Because each image required three separate photos, the subjects had to keep perfectly still for long periods of time. In some of Prokudin-Gorskii's images show ghostly coloured glitches where a subject moved between frames.
In 1908, Prokudin-Gorskii took what is though to be Russia's first ever colour portrait. The photo of novelist Leo Tolstoy was widely reproduced in magazines and on postcards, and was sold as a poster. The fame from this photo led to Czar Nicholas II commissioning Prokudin-Gorskii to travel around Russia and document the diverse history and culture of the empire.
Between 1909 and 1915, Prokudin-Gorskii journeyed to the far corners of the Russian Empire in a railway carriage equipped with a darkroom. He documented ambitious modernisation projects such as the construction of the Murmansk Railway, connecting Petrograd (Saint Petersburg) to the ice-free port of Romanov-on-Murman (now Murmansk). The project lasted for much of the First World War, with the labour being carried out by Austro-Hungarian prisoners of war.
Some of Prokudin-Gorskii's most fascinating photos were captured in newly acquired territories of the Russian Empire in remote areas of central Asia. His photos depict the traditions and costumes of Turkic peoples living along the Silk Road, in modern-day Uzbekistan and Kazakhstan. Much of this was soon to disappear; the Soviet regime cracked down on Islam, closing mosques and religious schools.

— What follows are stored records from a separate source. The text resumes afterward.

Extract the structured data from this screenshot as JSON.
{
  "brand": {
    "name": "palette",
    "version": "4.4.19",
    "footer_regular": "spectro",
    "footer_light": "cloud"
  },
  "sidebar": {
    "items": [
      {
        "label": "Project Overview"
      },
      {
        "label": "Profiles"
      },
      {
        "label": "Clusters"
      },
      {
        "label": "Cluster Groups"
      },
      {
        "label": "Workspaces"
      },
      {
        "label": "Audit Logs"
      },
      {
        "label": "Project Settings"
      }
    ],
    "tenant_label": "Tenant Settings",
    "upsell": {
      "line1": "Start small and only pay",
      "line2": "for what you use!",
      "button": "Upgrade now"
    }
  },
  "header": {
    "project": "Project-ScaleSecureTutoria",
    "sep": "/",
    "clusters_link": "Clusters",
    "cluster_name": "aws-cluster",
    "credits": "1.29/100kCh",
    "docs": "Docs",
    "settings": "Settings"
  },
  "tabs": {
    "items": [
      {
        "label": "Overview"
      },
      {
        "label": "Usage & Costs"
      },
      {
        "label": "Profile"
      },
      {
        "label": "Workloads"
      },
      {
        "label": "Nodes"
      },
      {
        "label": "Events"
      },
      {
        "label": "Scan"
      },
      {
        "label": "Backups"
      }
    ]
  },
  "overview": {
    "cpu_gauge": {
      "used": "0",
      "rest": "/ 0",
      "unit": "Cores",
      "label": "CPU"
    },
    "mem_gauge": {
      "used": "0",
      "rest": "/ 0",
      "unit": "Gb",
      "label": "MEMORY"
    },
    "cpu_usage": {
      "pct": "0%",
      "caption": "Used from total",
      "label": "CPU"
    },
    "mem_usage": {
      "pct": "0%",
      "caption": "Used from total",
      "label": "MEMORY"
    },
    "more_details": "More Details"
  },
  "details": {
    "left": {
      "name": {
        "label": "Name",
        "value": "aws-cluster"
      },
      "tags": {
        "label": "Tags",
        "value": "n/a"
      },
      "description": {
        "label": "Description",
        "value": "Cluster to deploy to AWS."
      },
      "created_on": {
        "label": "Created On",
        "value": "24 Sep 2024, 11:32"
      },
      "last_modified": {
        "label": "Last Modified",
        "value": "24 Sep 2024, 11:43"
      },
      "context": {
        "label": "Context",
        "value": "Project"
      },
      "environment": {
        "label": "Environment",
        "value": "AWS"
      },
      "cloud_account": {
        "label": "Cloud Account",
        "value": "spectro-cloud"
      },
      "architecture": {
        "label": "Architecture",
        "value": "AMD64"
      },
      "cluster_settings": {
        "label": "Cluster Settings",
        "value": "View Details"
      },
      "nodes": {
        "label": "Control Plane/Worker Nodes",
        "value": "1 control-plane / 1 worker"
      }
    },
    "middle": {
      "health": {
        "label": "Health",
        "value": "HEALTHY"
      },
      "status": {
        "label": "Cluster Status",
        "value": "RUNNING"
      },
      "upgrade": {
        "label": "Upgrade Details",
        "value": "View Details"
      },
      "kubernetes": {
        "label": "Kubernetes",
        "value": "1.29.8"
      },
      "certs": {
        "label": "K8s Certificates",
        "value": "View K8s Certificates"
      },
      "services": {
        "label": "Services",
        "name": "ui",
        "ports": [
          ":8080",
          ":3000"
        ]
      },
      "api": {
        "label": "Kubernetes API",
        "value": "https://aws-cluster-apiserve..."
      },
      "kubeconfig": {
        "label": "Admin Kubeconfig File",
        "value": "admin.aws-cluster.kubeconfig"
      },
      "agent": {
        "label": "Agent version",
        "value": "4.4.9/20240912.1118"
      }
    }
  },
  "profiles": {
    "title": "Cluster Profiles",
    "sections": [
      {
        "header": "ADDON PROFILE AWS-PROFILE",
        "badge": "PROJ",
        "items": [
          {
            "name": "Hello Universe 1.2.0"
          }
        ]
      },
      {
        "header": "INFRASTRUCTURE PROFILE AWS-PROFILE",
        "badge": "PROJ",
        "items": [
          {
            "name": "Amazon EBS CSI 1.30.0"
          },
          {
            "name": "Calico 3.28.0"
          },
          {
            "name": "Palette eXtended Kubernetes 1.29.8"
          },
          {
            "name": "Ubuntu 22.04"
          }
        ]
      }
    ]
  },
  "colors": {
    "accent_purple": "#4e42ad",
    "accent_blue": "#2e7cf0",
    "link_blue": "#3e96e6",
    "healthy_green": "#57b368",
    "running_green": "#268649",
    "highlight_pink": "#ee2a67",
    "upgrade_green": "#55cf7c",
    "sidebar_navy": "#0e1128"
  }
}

Over the course of 10 years, Prokudin-Gorskii amassed a collection of around 10,000 photos. In 1918, after the Bolsheviks had swept to power and executed the Czar and his family, Prokudin-Gorskii left Russia. The Communist authorities confiscated and destroyed about half of his photos as they contained strategically important information.
Prokudin-Gorskii set up a photo studio in Paris, where he lived until his death on 27 September 1944, a month after the Liberation of Paris. His surviving photos and glass plates were purchased by the US Library of Congress from his family in 1948. In recent years about 2,000 of his images have been digitised and are freely available on the internet.